6. We’ll never understand each other until we look to the One who understands us. Black-white. Men-women. Hispanic-gringo. Easterner-Westerner. I can name a thousand ways to divide, but there is one way to reconcile. The gospel. Listen to these words from my grieving friend. “I have been greatly encouraged, meditating on the sacrifice of Messiah. By understanding that divine gesture as a type of solidarity with oppressed people everywhere, whose blood is spilled without mercy and without justice at the hands of men greedy for power & control. Yesterday I wept in service because I couldn’t understand how this Man could pray ‘forgive them Father for they know not what they do.’ The men beating, and mocking, and scourging him didn’t know who they were killing and beating and spitting on. They didn’t know his power, beauty, and worth. They didn’t know who he was because they couldn’t see past his form, couldn’t see past his race.”

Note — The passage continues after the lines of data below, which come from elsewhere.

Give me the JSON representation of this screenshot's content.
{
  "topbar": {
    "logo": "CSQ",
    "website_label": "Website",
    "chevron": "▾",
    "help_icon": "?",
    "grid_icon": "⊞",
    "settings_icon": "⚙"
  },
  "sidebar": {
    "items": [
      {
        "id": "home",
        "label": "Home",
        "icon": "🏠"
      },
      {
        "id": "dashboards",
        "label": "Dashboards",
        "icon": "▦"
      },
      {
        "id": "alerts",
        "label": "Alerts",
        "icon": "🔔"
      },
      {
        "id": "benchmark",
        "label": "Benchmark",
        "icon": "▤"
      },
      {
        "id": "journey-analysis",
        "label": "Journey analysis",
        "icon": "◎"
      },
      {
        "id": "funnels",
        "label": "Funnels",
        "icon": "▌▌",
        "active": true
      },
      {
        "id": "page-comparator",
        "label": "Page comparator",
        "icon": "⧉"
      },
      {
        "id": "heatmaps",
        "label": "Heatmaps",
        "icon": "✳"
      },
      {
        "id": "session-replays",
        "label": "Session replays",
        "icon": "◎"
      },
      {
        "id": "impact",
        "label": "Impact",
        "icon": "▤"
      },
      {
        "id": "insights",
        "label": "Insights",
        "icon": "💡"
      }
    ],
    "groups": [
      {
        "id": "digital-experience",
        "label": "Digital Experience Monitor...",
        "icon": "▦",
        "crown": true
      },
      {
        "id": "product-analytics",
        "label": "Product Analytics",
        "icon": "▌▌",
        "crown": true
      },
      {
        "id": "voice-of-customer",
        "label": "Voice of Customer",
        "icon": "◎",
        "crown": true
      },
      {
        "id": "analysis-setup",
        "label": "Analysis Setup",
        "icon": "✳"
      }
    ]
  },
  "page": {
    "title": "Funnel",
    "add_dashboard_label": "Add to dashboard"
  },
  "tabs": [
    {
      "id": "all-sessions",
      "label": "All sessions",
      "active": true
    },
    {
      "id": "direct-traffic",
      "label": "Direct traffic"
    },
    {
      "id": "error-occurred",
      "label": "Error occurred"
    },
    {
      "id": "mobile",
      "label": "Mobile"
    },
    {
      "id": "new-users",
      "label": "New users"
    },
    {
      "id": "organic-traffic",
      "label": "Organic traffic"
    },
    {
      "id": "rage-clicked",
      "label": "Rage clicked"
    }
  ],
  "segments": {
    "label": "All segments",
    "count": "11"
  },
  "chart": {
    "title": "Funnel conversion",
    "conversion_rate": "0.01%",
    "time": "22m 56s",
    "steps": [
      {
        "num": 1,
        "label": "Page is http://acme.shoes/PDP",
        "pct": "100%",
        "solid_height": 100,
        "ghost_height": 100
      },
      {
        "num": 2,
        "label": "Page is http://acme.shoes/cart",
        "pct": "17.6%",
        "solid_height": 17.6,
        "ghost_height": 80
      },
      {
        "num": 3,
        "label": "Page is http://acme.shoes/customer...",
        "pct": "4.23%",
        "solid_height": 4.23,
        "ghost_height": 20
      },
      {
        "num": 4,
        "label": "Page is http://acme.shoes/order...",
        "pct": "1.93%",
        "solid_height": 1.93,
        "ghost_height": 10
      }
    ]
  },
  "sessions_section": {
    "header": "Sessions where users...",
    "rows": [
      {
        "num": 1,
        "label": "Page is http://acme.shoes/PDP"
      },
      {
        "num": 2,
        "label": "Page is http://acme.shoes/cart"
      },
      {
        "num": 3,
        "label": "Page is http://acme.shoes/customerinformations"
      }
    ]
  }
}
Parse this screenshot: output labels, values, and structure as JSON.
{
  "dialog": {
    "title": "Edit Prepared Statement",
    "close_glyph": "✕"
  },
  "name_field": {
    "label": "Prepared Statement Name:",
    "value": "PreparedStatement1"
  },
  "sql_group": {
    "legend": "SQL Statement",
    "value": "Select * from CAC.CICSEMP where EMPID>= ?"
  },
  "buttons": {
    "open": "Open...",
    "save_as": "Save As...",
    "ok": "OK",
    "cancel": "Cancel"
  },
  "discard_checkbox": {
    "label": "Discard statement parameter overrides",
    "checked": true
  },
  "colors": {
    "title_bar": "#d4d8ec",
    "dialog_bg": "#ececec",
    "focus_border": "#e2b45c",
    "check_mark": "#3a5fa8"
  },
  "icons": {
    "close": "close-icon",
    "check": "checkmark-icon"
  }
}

Yet it’s more than solidarity. There was a price to be paid and a dividing wall to be removed. Because we need something more than a cosmic example; we need a savior. We need someone who can turn away wrath, pay off debt, and soften the embittered heart. I’ve seen nothing but the Cross do this.
But it keeps going deeper. The gospel is no mere pillow to soften the blow of painful reality. The final scene of the gospel narrative is not just a feel-good happy ending; it’s a resurrection. I dare you to read the story to the end. It’s so real that it deals with the Cross. It’s so potent that it faces the pain and sorrow and tragedy of real life. This story takes injustice and sin and loss and pain more seriously than any other. Nothing less than the death of God in the flesh is enough to cover the severity of human offense. But hope rises out of despair. And life rises out of death.